Son’s full length debut Stop Kiss was critically acclaimed. The play was produced Off-Broadway in 1998 at The Public Theater in New York City. It was extended three times. The play has been produced by hundreds of theaters since its initial run. In 2014, Stop Kiss was produced at the Pasadena Playhouse where it made the Los Angeles Times’ “Best of 2014” list1.

http://www.dramatists.com/cgi-bin/db/single.asp?key=2871

Available for lending from The Princeton Public Library, Princeton, IL

  1. McNulty, Charles (19 December 2014). “Charles McNulty’s best stage shows of 2014”. Los Angeles Times. Retrieved 18 January 2015.

Stop Kiss by Diana Son: an analysis for production

I first discovered this work while skimming other small theatre blogs. Imagine my pleasure that while skimming the “812.5s” at my local library, I discovered the play within our collection! I presume there was visionary librarian in Pleasantville in February 2000, when this gem of a play is indicated to have found a home here.

Stop Kiss is a light girl-meets-girl comedy that trips and falls hard into the not-quite-ready cruel world. Sara and Callie never planned on meeting, and may have never considered an affair, had their meeting never happened. The result is the true awkwardness of two people surprised by love captured within the beautiful yet ungraceful speech patterns of 20th century. Unfortunately that blossoming beauty is interrupted by a senseless act of violence that forces public definition upon two people who have yet to define what they have. Friends and family are mystified and well-meaning. Callie herself is at once exhilarated, surprised and confused.

The action is presented out of sequence, much in the style of Proof (Auburn). The juxtaposition of the non-linear scenes however aides to focus the viewer on both the beauty and the tragedy at once. We fear for the characters, knowing their fate before they do, on so many levels. The final scene ends with Sara and Callie’s awkward first kiss. We, the audience already know that this tenderness is fated to be followed by brutality. It is that brutality that forces definition. Perhaps definition of love is the most subtle and insidious brutality.

Production requirements are all feasible for most theatrical companies. It is best suited to a small stage. The cast is 6/7 (3m, 3/4f) with an age range from late 20’s to mid 40s. There are no ethnic restrictions. Several settings must be done simply as the scenes flow quickly: apartment, hospital examination, hospital room, police station house, hospital waiting room, street scene. The action is designed to be performed without intermission. Any props or costumes are contemporary: one nurse, one police detective. A series of vulgar epithets are repeated as Sara must repeatedly recount the attacker’s slurs. Editing for vulgarity would be ridiculous. Royalties are $80 per performance.
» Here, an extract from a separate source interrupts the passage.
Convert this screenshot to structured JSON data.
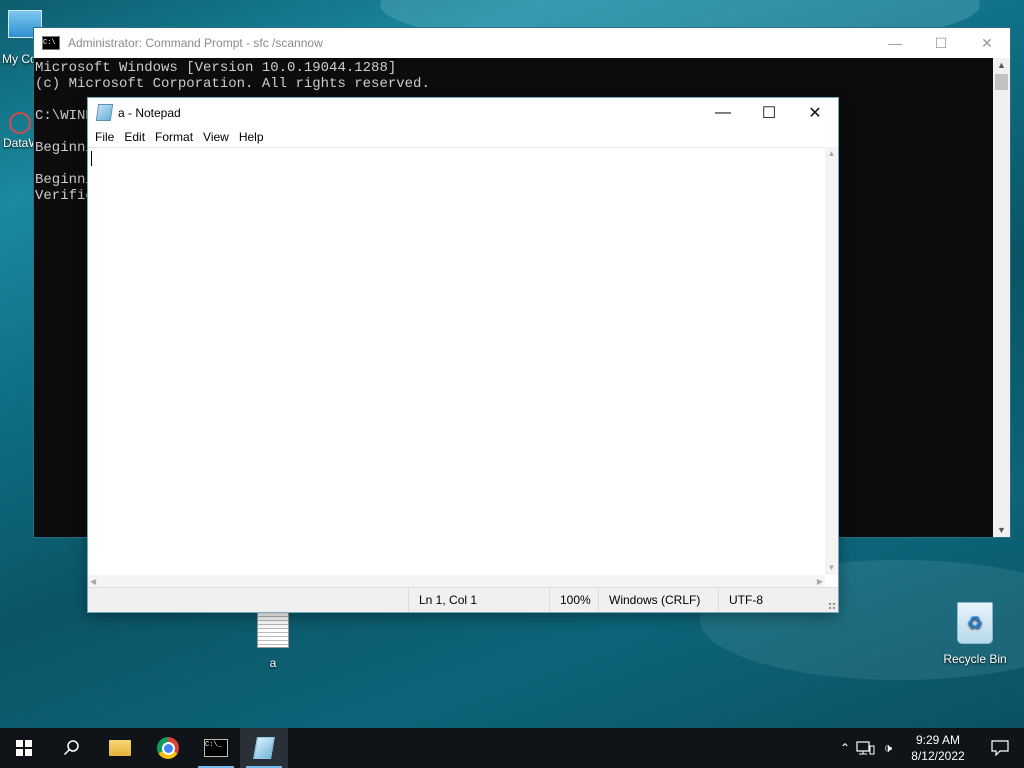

My recommendations are strong. The playwright is an American and a woman of color. The setting is again regrettably New York. However, the city of acceptance and opportunity seems in short supply of both. The irony makes the play more relatable to a broad audience. My community theatre isn’t brave enough…yet. I hope that yours is right now.

Provenance:

Diana Son is a producer and writer, known for Law & Order: Criminal Intent (2001), Blue Bloods (2010) and Love Is a Four-Letter Word (2015) http://www.imdb.com/name/nm1788547/ . She is the recipient of an NEA/TCG Theatre Residency Grant with the Mark Taper Forum, and a Brooks Atkinson Fellowship at the Royal National Theatre in London, and a member of the Playwrights Unit in Residence at the Joseph Papp Public Theater.

Son’s full length debut Stop Kiss was critically acclaimed. The play was produced Off-Broadway in 1998 at The Public Theater in New York City. It was extended three times. The play has been produced by hundreds of theaters since its initial run. In 2014, Stop Kiss was produced at the Pasadena Playhouse where it made the Los Angeles Times’ “Best of 2014” list1.

http://www.dramatists.com/cgi-bin/db/single.asp?key=2871

Available for lending from The Princeton Public Library, Princeton, IL

  1. McNulty, Charles (19 December 2014). “Charles McNulty’s best stage shows of 2014”. Los Angeles Times. Retrieved 18 January 2015.